■ ABOUT THIS EXERCISE ■
Word for word, give the records again, dropping any picture they hold.
---------- RECORDS FOR THE EXERCISE ----------
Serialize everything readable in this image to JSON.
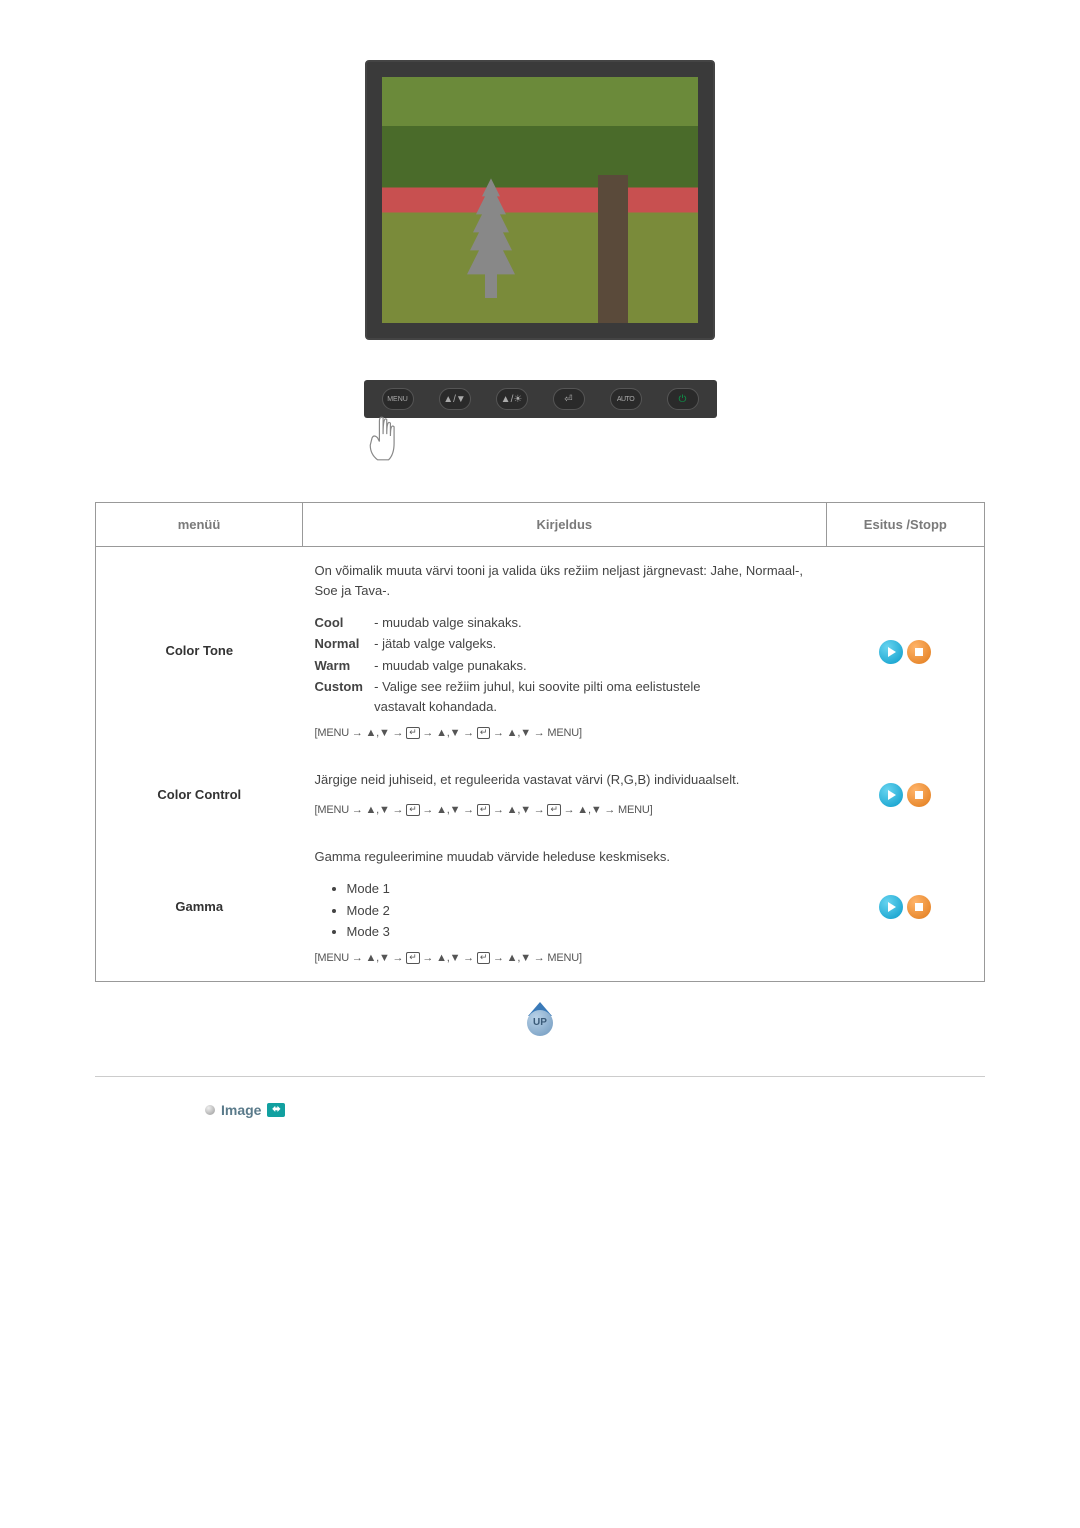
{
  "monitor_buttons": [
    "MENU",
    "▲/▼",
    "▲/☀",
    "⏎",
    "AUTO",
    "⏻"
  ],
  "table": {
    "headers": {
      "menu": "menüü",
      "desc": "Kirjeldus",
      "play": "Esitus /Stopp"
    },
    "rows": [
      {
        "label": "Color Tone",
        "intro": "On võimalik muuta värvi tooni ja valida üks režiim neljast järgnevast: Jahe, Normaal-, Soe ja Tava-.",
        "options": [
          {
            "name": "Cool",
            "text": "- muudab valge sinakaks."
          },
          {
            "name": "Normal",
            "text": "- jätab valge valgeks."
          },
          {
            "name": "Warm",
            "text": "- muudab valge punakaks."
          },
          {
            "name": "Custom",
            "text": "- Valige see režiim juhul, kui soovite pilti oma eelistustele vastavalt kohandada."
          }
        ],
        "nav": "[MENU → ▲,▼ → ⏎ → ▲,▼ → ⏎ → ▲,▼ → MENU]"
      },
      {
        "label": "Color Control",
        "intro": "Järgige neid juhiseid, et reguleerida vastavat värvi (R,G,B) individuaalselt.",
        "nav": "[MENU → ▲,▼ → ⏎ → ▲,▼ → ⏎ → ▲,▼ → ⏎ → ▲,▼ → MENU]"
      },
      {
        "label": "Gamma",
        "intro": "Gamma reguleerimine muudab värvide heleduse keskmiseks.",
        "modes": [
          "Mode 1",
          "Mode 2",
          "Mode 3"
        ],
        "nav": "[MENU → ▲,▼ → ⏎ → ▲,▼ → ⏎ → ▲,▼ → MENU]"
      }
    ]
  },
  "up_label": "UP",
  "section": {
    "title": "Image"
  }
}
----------
■ YOUR RESPONSE ■
Serialize everything readable in this image to JSON.
{
  "monitor_buttons": [
    "MENU",
    "▲/▼",
    "▲/☀",
    "⏎",
    "AUTO",
    "⏻"
  ],
  "table": {
    "headers": {
      "menu": "menüü",
      "desc": "Kirjeldus",
      "play": "Esitus /Stopp"
    },
    "rows": [
      {
        "label": "Color Tone",
        "intro": "On võimalik muuta värvi tooni ja valida üks režiim neljast järgnevast: Jahe, Normaal-, Soe ja Tava-.",
        "options": [
          {
            "name": "Cool",
            "text": "- muudab valge sinakaks."
          },
          {
            "name": "Normal",
            "text": "- jätab valge valgeks."
          },
          {
            "name": "Warm",
            "text": "- muudab valge punakaks."
          },
          {
            "name": "Custom",
            "text": "- Valige see režiim juhul, kui soovite pilti oma eelistustele vastavalt kohandada."
          }
        ],
        "nav": "[MENU → ▲,▼ → ⏎ → ▲,▼ → ⏎ → ▲,▼ → MENU]"
      },
      {
        "label": "Color Control",
        "intro": "Järgige neid juhiseid, et reguleerida vastavat värvi (R,G,B) individuaalselt.",
        "nav": "[MENU → ▲,▼ → ⏎ → ▲,▼ → ⏎ → ▲,▼ → ⏎ → ▲,▼ → MENU]"
      },
      {
        "label": "Gamma",
        "intro": "Gamma reguleerimine muudab värvide heleduse keskmiseks.",
        "modes": [
          "Mode 1",
          "Mode 2",
          "Mode 3"
        ],
        "nav": "[MENU → ▲,▼ → ⏎ → ▲,▼ → ⏎ → ▲,▼ → MENU]"
      }
    ]
  },
  "up_label": "UP",
  "section": {
    "title": "Image"
  }
}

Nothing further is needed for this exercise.